Give back every line of the material below exactly, but no images.

--- START ---

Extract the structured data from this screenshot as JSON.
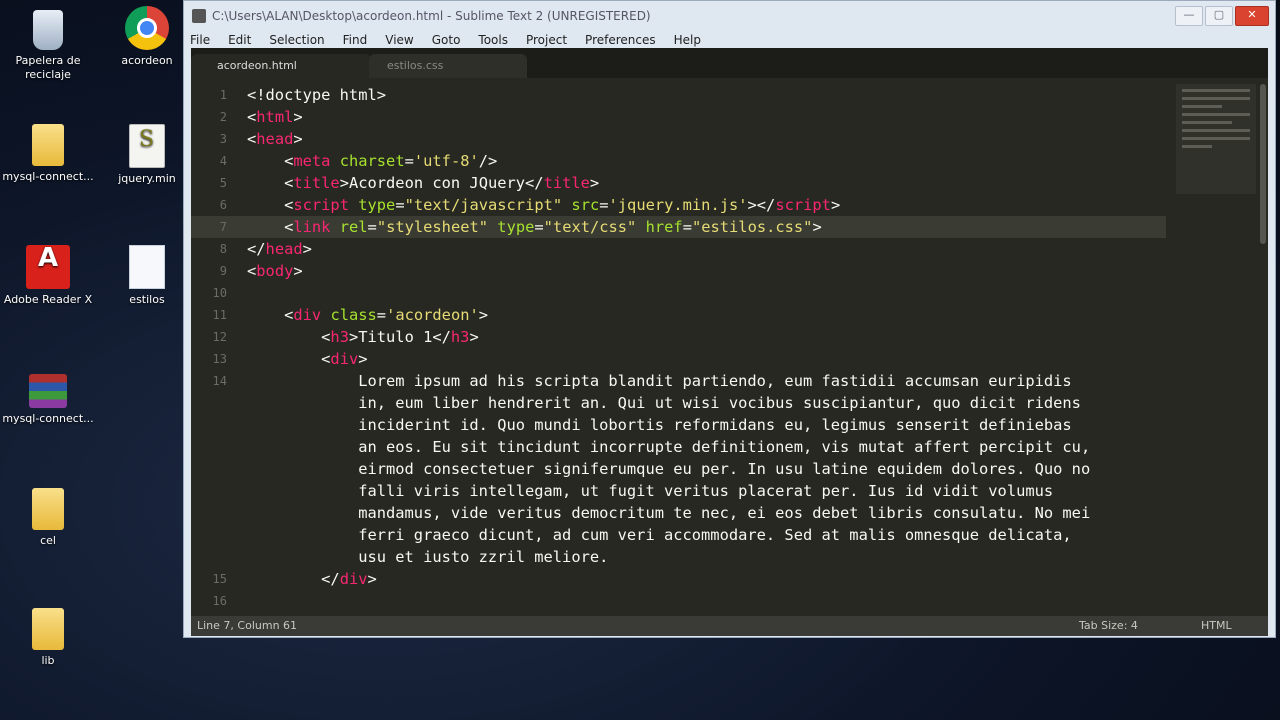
{
  "desktop": {
    "icons": [
      {
        "label": "Papelera de reciclaje",
        "icon": "recycle-bin-icon"
      },
      {
        "label": "acordeon",
        "icon": "chrome-icon"
      },
      {
        "label": "mysql-connect...",
        "icon": "folder-icon"
      },
      {
        "label": "jquery.min",
        "icon": "script-file-icon"
      },
      {
        "label": "Adobe Reader X",
        "icon": "pdf-icon"
      },
      {
        "label": "estilos",
        "icon": "document-icon"
      },
      {
        "label": "mysql-connect...",
        "icon": "archive-icon"
      },
      {
        "label": "cel",
        "icon": "folder-icon"
      },
      {
        "label": "lib",
        "icon": "folder-icon"
      }
    ]
  },
  "window": {
    "title": "C:\\Users\\ALAN\\Desktop\\acordeon.html - Sublime Text 2 (UNREGISTERED)",
    "controls": {
      "minimize": "—",
      "maximize": "▢",
      "close": "✕"
    }
  },
  "menu": [
    "File",
    "Edit",
    "Selection",
    "Find",
    "View",
    "Goto",
    "Tools",
    "Project",
    "Preferences",
    "Help"
  ],
  "tabs": [
    {
      "label": "acordeon.html",
      "active": true
    },
    {
      "label": "estilos.css",
      "active": false
    }
  ],
  "code": {
    "lines": [
      {
        "n": "1",
        "indent": "",
        "parts": [
          [
            "t",
            "<!doctype html>"
          ]
        ]
      },
      {
        "n": "2",
        "indent": "",
        "parts": [
          [
            "t",
            "<"
          ],
          [
            "tag",
            "html"
          ],
          [
            "t",
            ">"
          ]
        ]
      },
      {
        "n": "3",
        "indent": "",
        "parts": [
          [
            "t",
            "<"
          ],
          [
            "tag",
            "head"
          ],
          [
            "t",
            ">"
          ]
        ]
      },
      {
        "n": "4",
        "indent": "    ",
        "parts": [
          [
            "t",
            "<"
          ],
          [
            "tag",
            "meta"
          ],
          [
            "t",
            " "
          ],
          [
            "attr",
            "charset"
          ],
          [
            "t",
            "="
          ],
          [
            "str",
            "'utf-8'"
          ],
          [
            "t",
            "/>"
          ]
        ]
      },
      {
        "n": "5",
        "indent": "    ",
        "parts": [
          [
            "t",
            "<"
          ],
          [
            "tag",
            "title"
          ],
          [
            "t",
            ">Acordeon con JQuery</"
          ],
          [
            "tag",
            "title"
          ],
          [
            "t",
            ">"
          ]
        ]
      },
      {
        "n": "6",
        "indent": "    ",
        "parts": [
          [
            "t",
            "<"
          ],
          [
            "tag",
            "script"
          ],
          [
            "t",
            " "
          ],
          [
            "attr",
            "type"
          ],
          [
            "t",
            "="
          ],
          [
            "str",
            "\"text/javascript\""
          ],
          [
            "t",
            " "
          ],
          [
            "attr",
            "src"
          ],
          [
            "t",
            "="
          ],
          [
            "str",
            "'jquery.min.js'"
          ],
          [
            "t",
            "></"
          ],
          [
            "tag",
            "script"
          ],
          [
            "t",
            ">"
          ]
        ]
      },
      {
        "n": "7",
        "indent": "    ",
        "parts": [
          [
            "t",
            "<"
          ],
          [
            "tag",
            "link"
          ],
          [
            "t",
            " "
          ],
          [
            "attr",
            "rel"
          ],
          [
            "t",
            "="
          ],
          [
            "str",
            "\"stylesheet\""
          ],
          [
            "t",
            " "
          ],
          [
            "attr",
            "type"
          ],
          [
            "t",
            "="
          ],
          [
            "str",
            "\"text/css\""
          ],
          [
            "t",
            " "
          ],
          [
            "attr",
            "href"
          ],
          [
            "t",
            "="
          ],
          [
            "str",
            "\"estilos.css\""
          ],
          [
            "t",
            ">"
          ]
        ]
      },
      {
        "n": "8",
        "indent": "",
        "parts": [
          [
            "t",
            "</"
          ],
          [
            "tag",
            "head"
          ],
          [
            "t",
            ">"
          ]
        ]
      },
      {
        "n": "9",
        "indent": "",
        "parts": [
          [
            "t",
            "<"
          ],
          [
            "tag",
            "body"
          ],
          [
            "t",
            ">"
          ]
        ]
      },
      {
        "n": "10",
        "indent": "",
        "parts": []
      },
      {
        "n": "11",
        "indent": "    ",
        "parts": [
          [
            "t",
            "<"
          ],
          [
            "tag",
            "div"
          ],
          [
            "t",
            " "
          ],
          [
            "attr",
            "class"
          ],
          [
            "t",
            "="
          ],
          [
            "str",
            "'acordeon'"
          ],
          [
            "t",
            ">"
          ]
        ]
      },
      {
        "n": "12",
        "indent": "        ",
        "parts": [
          [
            "t",
            "<"
          ],
          [
            "tag",
            "h3"
          ],
          [
            "t",
            ">Titulo 1</"
          ],
          [
            "tag",
            "h3"
          ],
          [
            "t",
            ">"
          ]
        ]
      },
      {
        "n": "13",
        "indent": "        ",
        "parts": [
          [
            "t",
            "<"
          ],
          [
            "tag",
            "div"
          ],
          [
            "t",
            ">"
          ]
        ]
      },
      {
        "n": "14",
        "indent": "            ",
        "parts": [
          [
            "t",
            "Lorem ipsum ad his scripta blandit partiendo, eum fastidii accumsan euripidis"
          ]
        ]
      },
      {
        "n": "",
        "indent": "            ",
        "parts": [
          [
            "t",
            "in, eum liber hendrerit an. Qui ut wisi vocibus suscipiantur, quo dicit ridens"
          ]
        ]
      },
      {
        "n": "",
        "indent": "            ",
        "parts": [
          [
            "t",
            "inciderint id. Quo mundi lobortis reformidans eu, legimus senserit definiebas"
          ]
        ]
      },
      {
        "n": "",
        "indent": "            ",
        "parts": [
          [
            "t",
            "an eos. Eu sit tincidunt incorrupte definitionem, vis mutat affert percipit cu,"
          ]
        ]
      },
      {
        "n": "",
        "indent": "            ",
        "parts": [
          [
            "t",
            "eirmod consectetuer signiferumque eu per. In usu latine equidem dolores. Quo no"
          ]
        ]
      },
      {
        "n": "",
        "indent": "            ",
        "parts": [
          [
            "t",
            "falli viris intellegam, ut fugit veritus placerat per. Ius id vidit volumus"
          ]
        ]
      },
      {
        "n": "",
        "indent": "            ",
        "parts": [
          [
            "t",
            "mandamus, vide veritus democritum te nec, ei eos debet libris consulatu. No mei"
          ]
        ]
      },
      {
        "n": "",
        "indent": "            ",
        "parts": [
          [
            "t",
            "ferri graeco dicunt, ad cum veri accommodare. Sed at malis omnesque delicata,"
          ]
        ]
      },
      {
        "n": "",
        "indent": "            ",
        "parts": [
          [
            "t",
            "usu et iusto zzril meliore."
          ]
        ]
      },
      {
        "n": "15",
        "indent": "        ",
        "parts": [
          [
            "t",
            "</"
          ],
          [
            "tag",
            "div"
          ],
          [
            "t",
            ">"
          ]
        ]
      },
      {
        "n": "16",
        "indent": "",
        "parts": []
      }
    ],
    "current_line": "7"
  },
  "status": {
    "position": "Line 7, Column 61",
    "tab_size": "Tab Size: 4",
    "syntax": "HTML"
  },
  "colors": {
    "editor_bg": "#272822",
    "tag": "#f92672",
    "attribute": "#a6e22e",
    "string": "#e6db74",
    "text": "#f8f8f2"
  }
}
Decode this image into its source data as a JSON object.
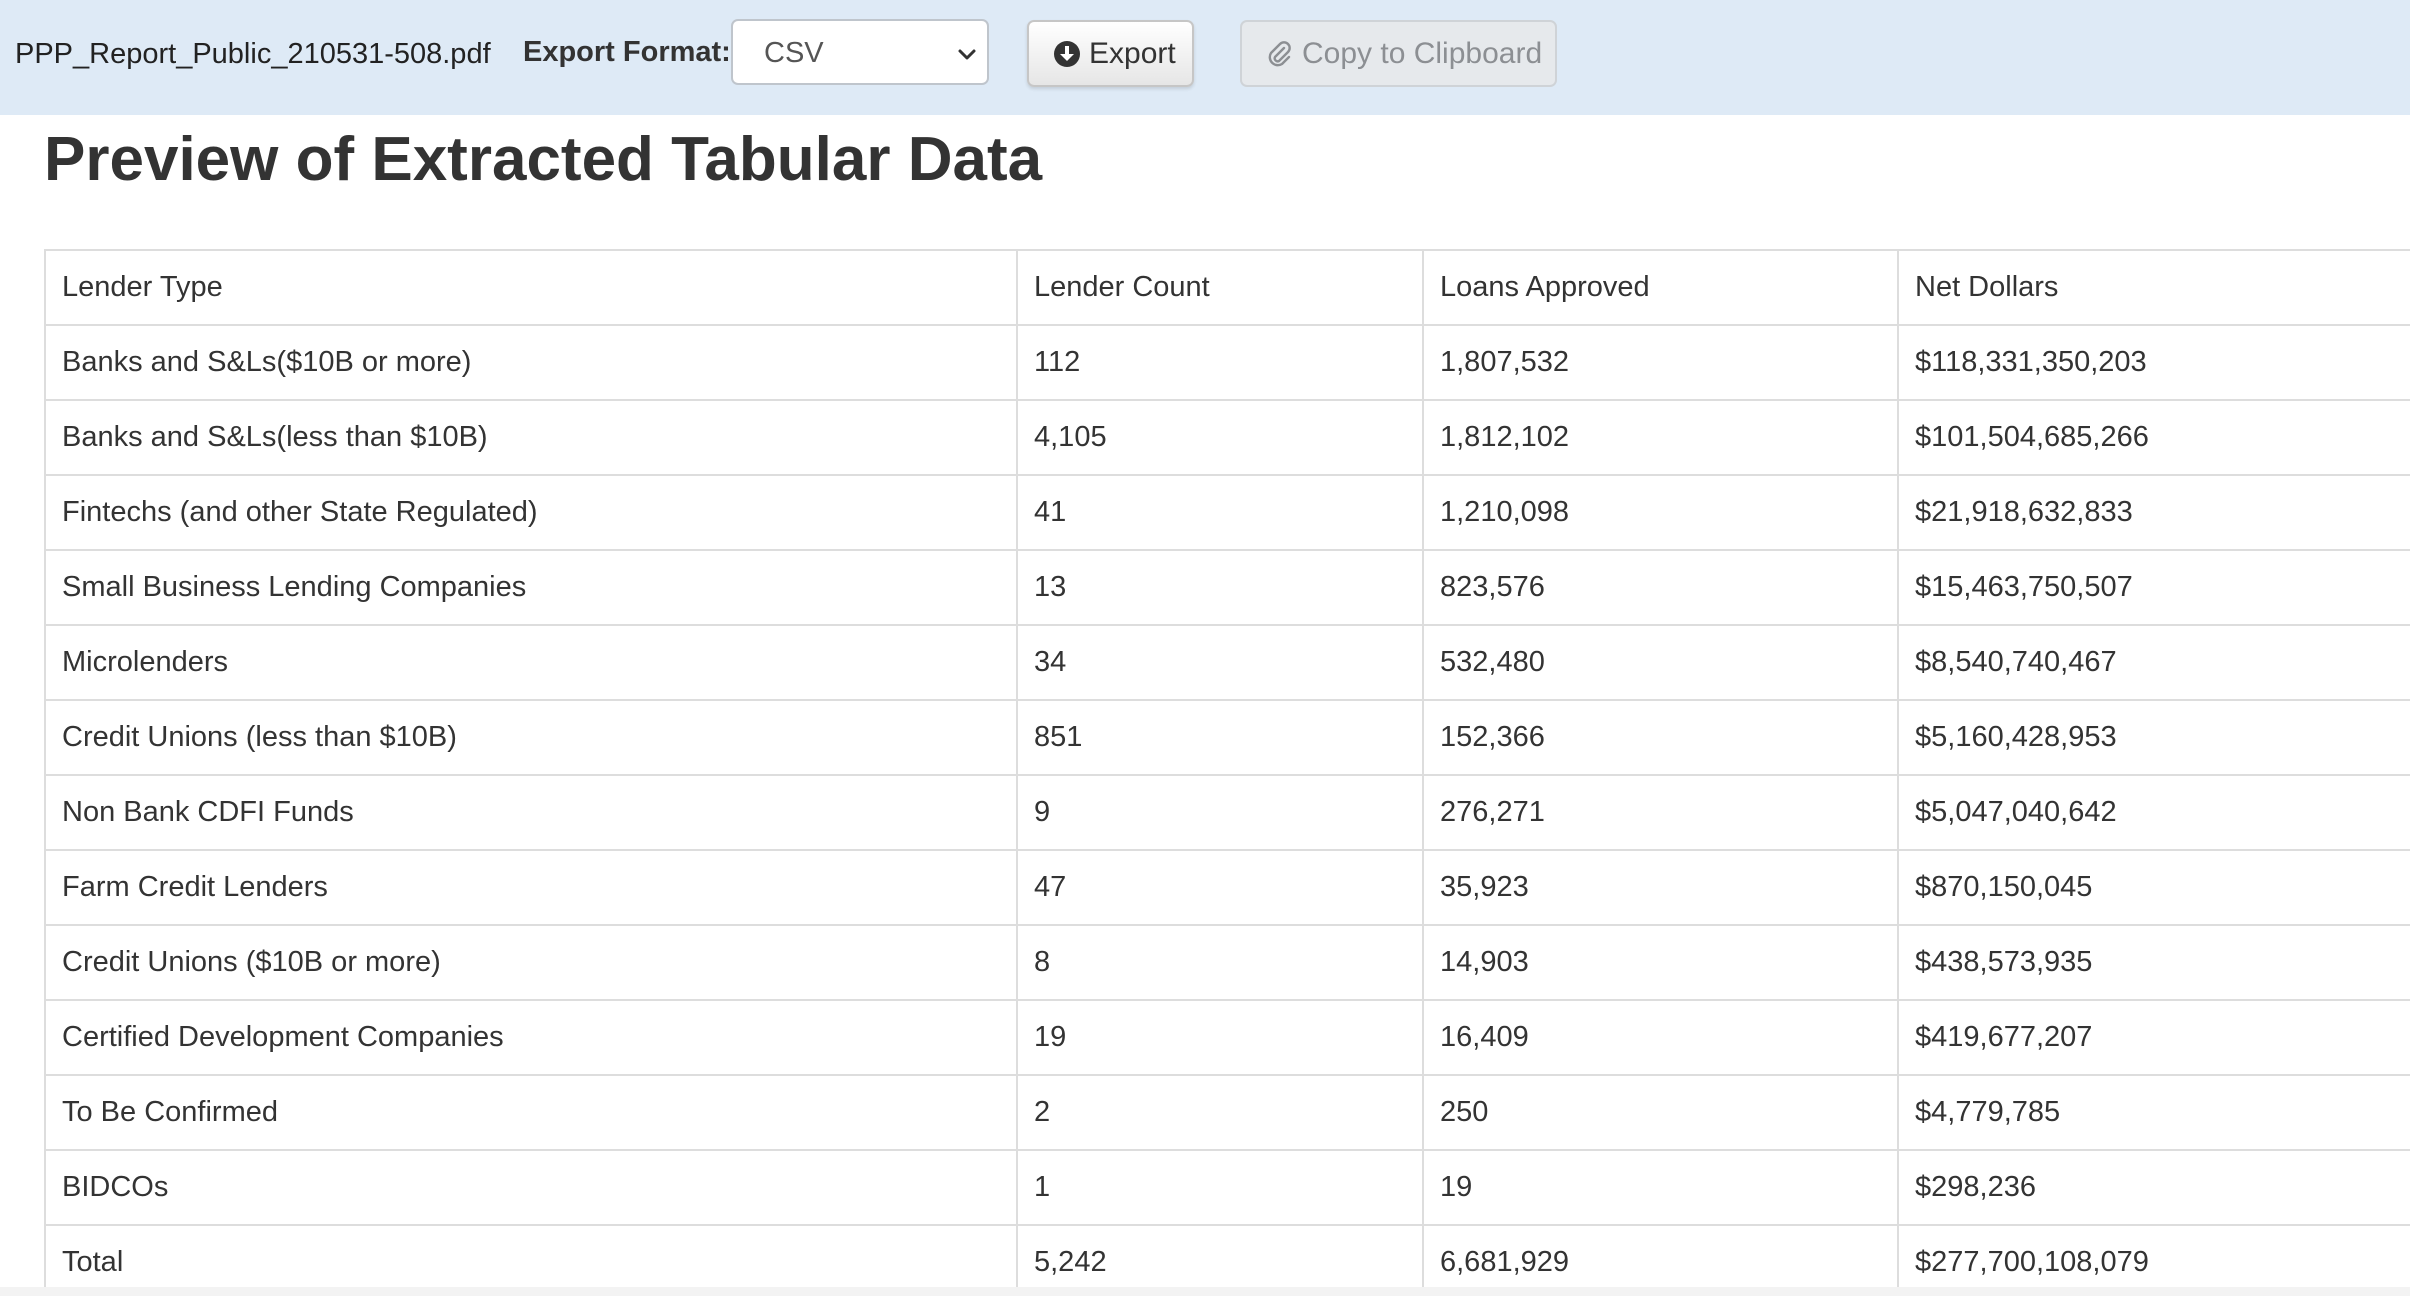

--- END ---

* Solved problem *
Extract the structured data from this screenshot as JSON.
{
  "desktop": {
    "icons": [
      {
        "label": "Papelera de reciclaje",
        "icon": "recycle-bin-icon"
      },
      {
        "label": "acordeon",
        "icon": "chrome-icon"
      },
      {
        "label": "mysql-connect...",
        "icon": "folder-icon"
      },
      {
        "label": "jquery.min",
        "icon": "script-file-icon"
      },
      {
        "label": "Adobe Reader X",
        "icon": "pdf-icon"
      },
      {
        "label": "estilos",
        "icon": "document-icon"
      },
      {
        "label": "mysql-connect...",
        "icon": "archive-icon"
      },
      {
        "label": "cel",
        "icon": "folder-icon"
      },
      {
        "label": "lib",
        "icon": "folder-icon"
      }
    ]
  },
  "window": {
    "title": "C:\\Users\\ALAN\\Desktop\\acordeon.html - Sublime Text 2 (UNREGISTERED)",
    "controls": {
      "minimize": "—",
      "maximize": "▢",
      "close": "✕"
    }
  },
  "menu": [
    "File",
    "Edit",
    "Selection",
    "Find",
    "View",
    "Goto",
    "Tools",
    "Project",
    "Preferences",
    "Help"
  ],
  "tabs": [
    {
      "label": "acordeon.html",
      "active": true
    },
    {
      "label": "estilos.css",
      "active": false
    }
  ],
  "code": {
    "lines": [
      {
        "n": "1",
        "indent": "",
        "parts": [
          [
            "t",
            "<!doctype html>"
          ]
        ]
      },
      {
        "n": "2",
        "indent": "",
        "parts": [
          [
            "t",
            "<"
          ],
          [
            "tag",
            "html"
          ],
          [
            "t",
            ">"
          ]
        ]
      },
      {
        "n": "3",
        "indent": "",
        "parts": [
          [
            "t",
            "<"
          ],
          [
            "tag",
            "head"
          ],
          [
            "t",
            ">"
          ]
        ]
      },
      {
        "n": "4",
        "indent": "    ",
        "parts": [
          [
            "t",
            "<"
          ],
          [
            "tag",
            "meta"
          ],
          [
            "t",
            " "
          ],
          [
            "attr",
            "charset"
          ],
          [
            "t",
            "="
          ],
          [
            "str",
            "'utf-8'"
          ],
          [
            "t",
            "/>"
          ]
        ]
      },
      {
        "n": "5",
        "indent": "    ",
        "parts": [
          [
            "t",
            "<"
          ],
          [
            "tag",
            "title"
          ],
          [
            "t",
            ">Acordeon con JQuery</"
          ],
          [
            "tag",
            "title"
          ],
          [
            "t",
            ">"
          ]
        ]
      },
      {
        "n": "6",
        "indent": "    ",
        "parts": [
          [
            "t",
            "<"
          ],
          [
            "tag",
            "script"
          ],
          [
            "t",
            " "
          ],
          [
            "attr",
            "type"
          ],
          [
            "t",
            "="
          ],
          [
            "str",
            "\"text/javascript\""
          ],
          [
            "t",
            " "
          ],
          [
            "attr",
            "src"
          ],
          [
            "t",
            "="
          ],
          [
            "str",
            "'jquery.min.js'"
          ],
          [
            "t",
            "></"
          ],
          [
            "tag",
            "script"
          ],
          [
            "t",
            ">"
          ]
        ]
      },
      {
        "n": "7",
        "indent": "    ",
        "parts": [
          [
            "t",
            "<"
          ],
          [
            "tag",
            "link"
          ],
          [
            "t",
            " "
          ],
          [
            "attr",
            "rel"
          ],
          [
            "t",
            "="
          ],
          [
            "str",
            "\"stylesheet\""
          ],
          [
            "t",
            " "
          ],
          [
            "attr",
            "type"
          ],
          [
            "t",
            "="
          ],
          [
            "str",
            "\"text/css\""
          ],
          [
            "t",
            " "
          ],
          [
            "attr",
            "href"
          ],
          [
            "t",
            "="
          ],
          [
            "str",
            "\"estilos.css\""
          ],
          [
            "t",
            ">"
          ]
        ]
      },
      {
        "n": "8",
        "indent": "",
        "parts": [
          [
            "t",
            "</"
          ],
          [
            "tag",
            "head"
          ],
          [
            "t",
            ">"
          ]
        ]
      },
      {
        "n": "9",
        "indent": "",
        "parts": [
          [
            "t",
            "<"
          ],
          [
            "tag",
            "body"
          ],
          [
            "t",
            ">"
          ]
        ]
      },
      {
        "n": "10",
        "indent": "",
        "parts": []
      },
      {
        "n": "11",
        "indent": "    ",
        "parts": [
          [
            "t",
            "<"
          ],
          [
            "tag",
            "div"
          ],
          [
            "t",
            " "
          ],
          [
            "attr",
            "class"
          ],
          [
            "t",
            "="
          ],
          [
            "str",
            "'acordeon'"
          ],
          [
            "t",
            ">"
          ]
        ]
      },
      {
        "n": "12",
        "indent": "        ",
        "parts": [
          [
            "t",
            "<"
          ],
          [
            "tag",
            "h3"
          ],
          [
            "t",
            ">Titulo 1</"
          ],
          [
            "tag",
            "h3"
          ],
          [
            "t",
            ">"
          ]
        ]
      },
      {
        "n": "13",
        "indent": "        ",
        "parts": [
          [
            "t",
            "<"
          ],
          [
            "tag",
            "div"
          ],
          [
            "t",
            ">"
          ]
        ]
      },
      {
        "n": "14",
        "indent": "            ",
        "parts": [
          [
            "t",
            "Lorem ipsum ad his scripta blandit partiendo, eum fastidii accumsan euripidis"
          ]
        ]
      },
      {
        "n": "",
        "indent": "            ",
        "parts": [
          [
            "t",
            "in, eum liber hendrerit an. Qui ut wisi vocibus suscipiantur, quo dicit ridens"
          ]
        ]
      },
      {
        "n": "",
        "indent": "            ",
        "parts": [
          [
            "t",
            "inciderint id. Quo mundi lobortis reformidans eu, legimus senserit definiebas"
          ]
        ]
      },
      {
        "n": "",
        "indent": "            ",
        "parts": [
          [
            "t",
            "an eos. Eu sit tincidunt incorrupte definitionem, vis mutat affert percipit cu,"
          ]
        ]
      },
      {
        "n": "",
        "indent": "            ",
        "parts": [
          [
            "t",
            "eirmod consectetuer signiferumque eu per. In usu latine equidem dolores. Quo no"
          ]
        ]
      },
      {
        "n": "",
        "indent": "            ",
        "parts": [
          [
            "t",
            "falli viris intellegam, ut fugit veritus placerat per. Ius id vidit volumus"
          ]
        ]
      },
      {
        "n": "",
        "indent": "            ",
        "parts": [
          [
            "t",
            "mandamus, vide veritus democritum te nec, ei eos debet libris consulatu. No mei"
          ]
        ]
      },
      {
        "n": "",
        "indent": "            ",
        "parts": [
          [
            "t",
            "ferri graeco dicunt, ad cum veri accommodare. Sed at malis omnesque delicata,"
          ]
        ]
      },
      {
        "n": "",
        "indent": "            ",
        "parts": [
          [
            "t",
            "usu et iusto zzril meliore."
          ]
        ]
      },
      {
        "n": "15",
        "indent": "        ",
        "parts": [
          [
            "t",
            "</"
          ],
          [
            "tag",
            "div"
          ],
          [
            "t",
            ">"
          ]
        ]
      },
      {
        "n": "16",
        "indent": "",
        "parts": []
      }
    ],
    "current_line": "7"
  },
  "status": {
    "position": "Line 7, Column 61",
    "tab_size": "Tab Size: 4",
    "syntax": "HTML"
  },
  "colors": {
    "editor_bg": "#272822",
    "tag": "#f92672",
    "attribute": "#a6e22e",
    "string": "#e6db74",
    "text": "#f8f8f2"
  }
}
Decode this image into its source data as a JSON object.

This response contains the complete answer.